DOJ Challenges Expert Witnesses Proposed for Bankman-Fried Trial
The United States Department of Justice (DOJ) has objected to the inclusion of all seven expert witnesses put forward by Sam Bankman-Fried for his upcoming October trial.
In a recent court filing, the DOJ outlined shortcomings in the proposed experts and their disclosures. Some disclosures lacked expert opinions, while most failed to meet the required foundation standards set by federal rules.
The agency argued that even when opinions were provided, they often didn’t meet the criteria for expert testimony due to unreliability, lack of factual basis, or irrelevance, potentially causing jury confusion.
The list of potential witnesses includes Lawrence Akka, a British barrister; Thomas Bishop, president of Tom Bishop & Associates LLC; Brian Kim, director at Guidepost Solutions; Joseph Pimbley, principal at Maxwell Consulting; Bradley Smith, professor at Capital University Law School; Peter Vinella, managing director at PVA Toucan International; and Andrew Di Wu, assistant professor at University of Michigan’s Ross School of Business.
The DOJ urged the U.S. District Court for the Southern District of New York to exercise its authority in assessing evidence and prevent the testimonies of the proposed experts.
The DOJ plans to present its own witnesses, Gary Wang and Nishad Singh, former colleagues of Bankman-Fried who have pleaded guilty. These witnesses are seen as competent to address questions about FTX’s code during cross-examination.

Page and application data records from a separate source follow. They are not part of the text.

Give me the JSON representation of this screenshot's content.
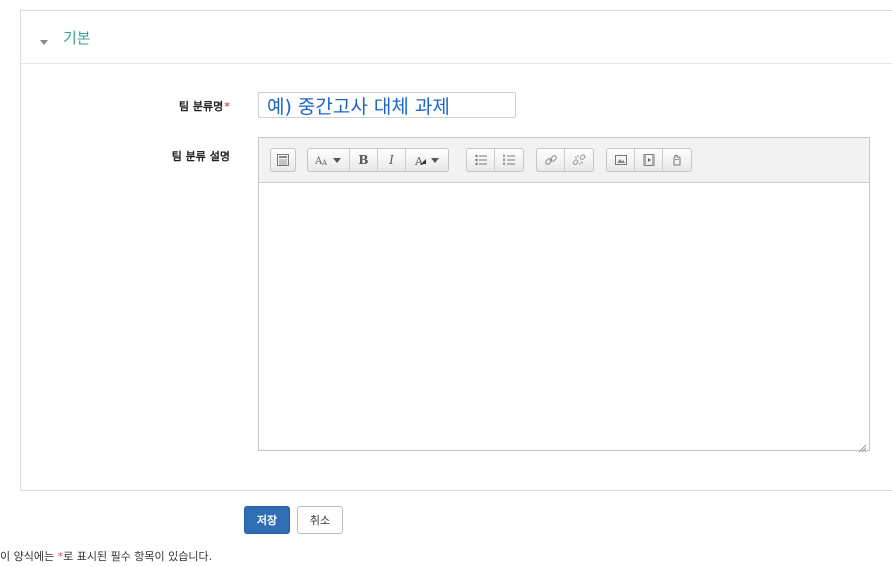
{
  "section": {
    "title": "기본"
  },
  "fields": {
    "name_label": "팀 분류명",
    "required_mark": "*",
    "name_value": "예) 중간고사 대체 과제",
    "desc_label": "팀 분류 설명"
  },
  "toolbar": {
    "icons": [
      "toolbar-toggle-icon",
      "font-size-icon",
      "bold-icon",
      "italic-icon",
      "font-color-icon",
      "unordered-list-icon",
      "ordered-list-icon",
      "link-icon",
      "unlink-icon",
      "image-icon",
      "media-icon",
      "file-manage-icon"
    ],
    "bold_glyph": "B",
    "italic_glyph": "I"
  },
  "actions": {
    "save_label": "저장",
    "cancel_label": "취소"
  },
  "footnote": {
    "before": "이 양식에는 ",
    "mark": "*",
    "after": "로 표시된 필수 항목이 있습니다."
  },
  "colors": {
    "accent": "#3aa590",
    "primary_button": "#2f6eb5",
    "required": "#d9534f",
    "input_text": "#1c66c9"
  }
}
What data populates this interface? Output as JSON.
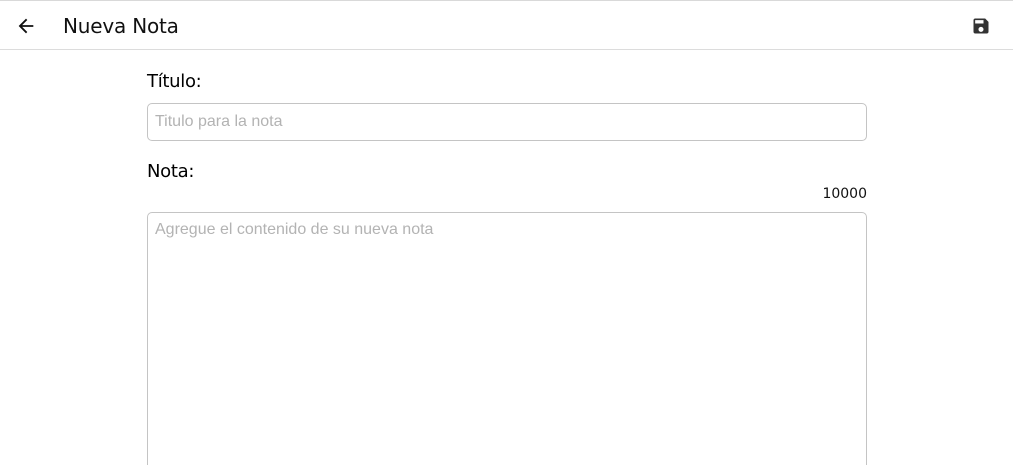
{
  "appbar": {
    "title": "Nueva Nota",
    "back_icon": "arrow-left-icon",
    "save_icon": "save-icon"
  },
  "form": {
    "title_label": "Título:",
    "title_placeholder": "Titulo para la nota",
    "title_value": "",
    "note_label": "Nota:",
    "char_counter": "10000",
    "note_placeholder": "Agregue el contenido de su nueva nota",
    "note_value": ""
  },
  "colors": {
    "border": "#c4c4c4",
    "placeholder": "#b3b3b3",
    "icon": "#222222"
  }
}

Bankman-Fried’s trial is scheduled to start on October 3. Currently in jail on multiple fraud charges linked to the collapse of his cryptocurrency venture, FTX Group, Bankman-Fried’s legal team sought his temporary release to review trial materials or at least increase his access to legal counsel.
If convicted, Bankman-Fried could potentially face a prison term of over 100 years for various charges, including allegations of misusing customer assets for personal failed investments alongside other FTX executives.